START SOURCE MATERIAL
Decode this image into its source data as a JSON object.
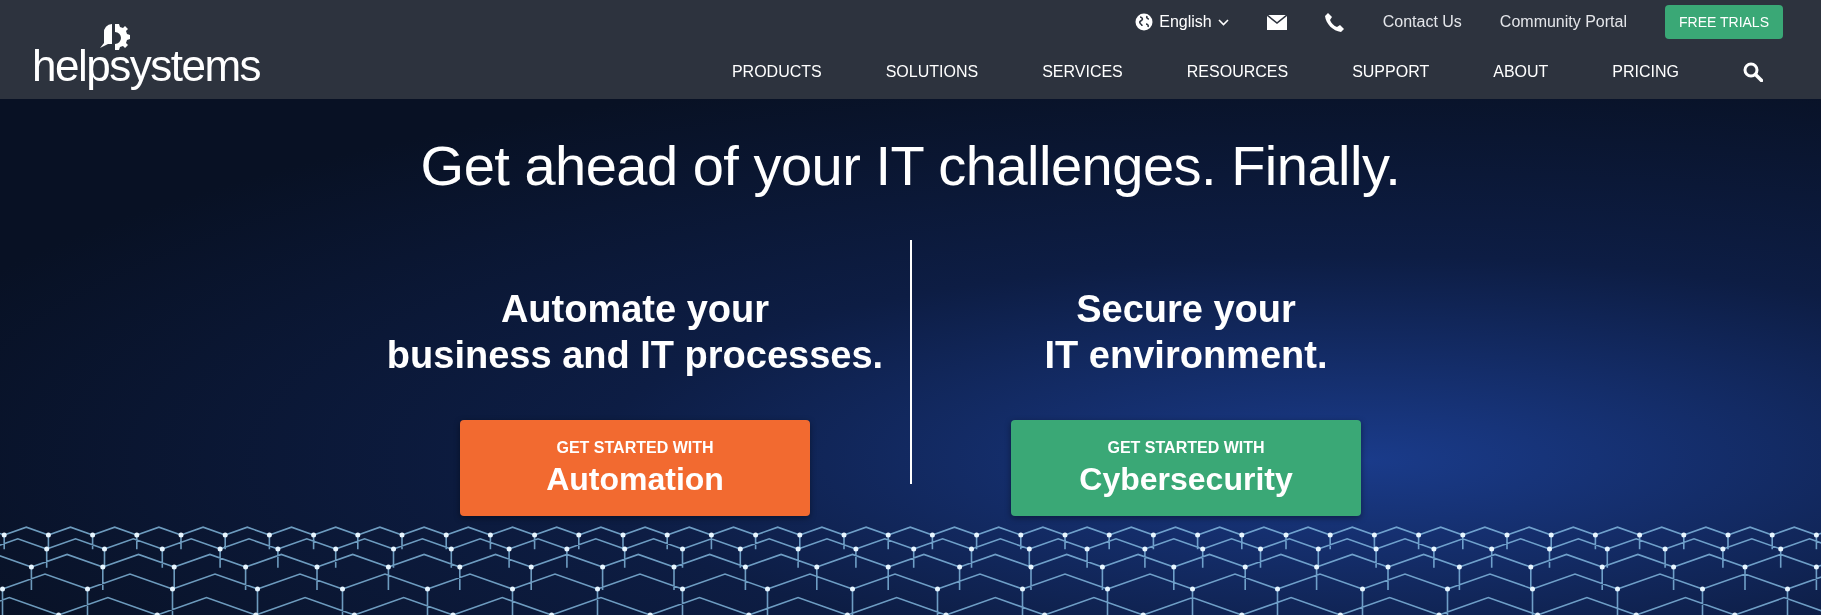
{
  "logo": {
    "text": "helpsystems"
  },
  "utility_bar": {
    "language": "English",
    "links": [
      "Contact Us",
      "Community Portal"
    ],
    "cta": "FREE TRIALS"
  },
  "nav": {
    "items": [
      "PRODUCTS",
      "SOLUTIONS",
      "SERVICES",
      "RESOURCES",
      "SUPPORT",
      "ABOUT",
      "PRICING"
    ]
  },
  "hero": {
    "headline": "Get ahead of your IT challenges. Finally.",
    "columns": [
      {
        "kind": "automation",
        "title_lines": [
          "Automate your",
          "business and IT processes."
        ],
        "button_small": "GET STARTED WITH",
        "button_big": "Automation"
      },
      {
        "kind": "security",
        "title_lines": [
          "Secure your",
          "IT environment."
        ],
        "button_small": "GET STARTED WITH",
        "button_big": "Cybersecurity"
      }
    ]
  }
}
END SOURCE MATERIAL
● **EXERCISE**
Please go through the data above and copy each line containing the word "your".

● **FINISHED EXERCISE**
    "headline": "Get ahead of your IT challenges. Finally.",
          "Automate your",
          "Secure your",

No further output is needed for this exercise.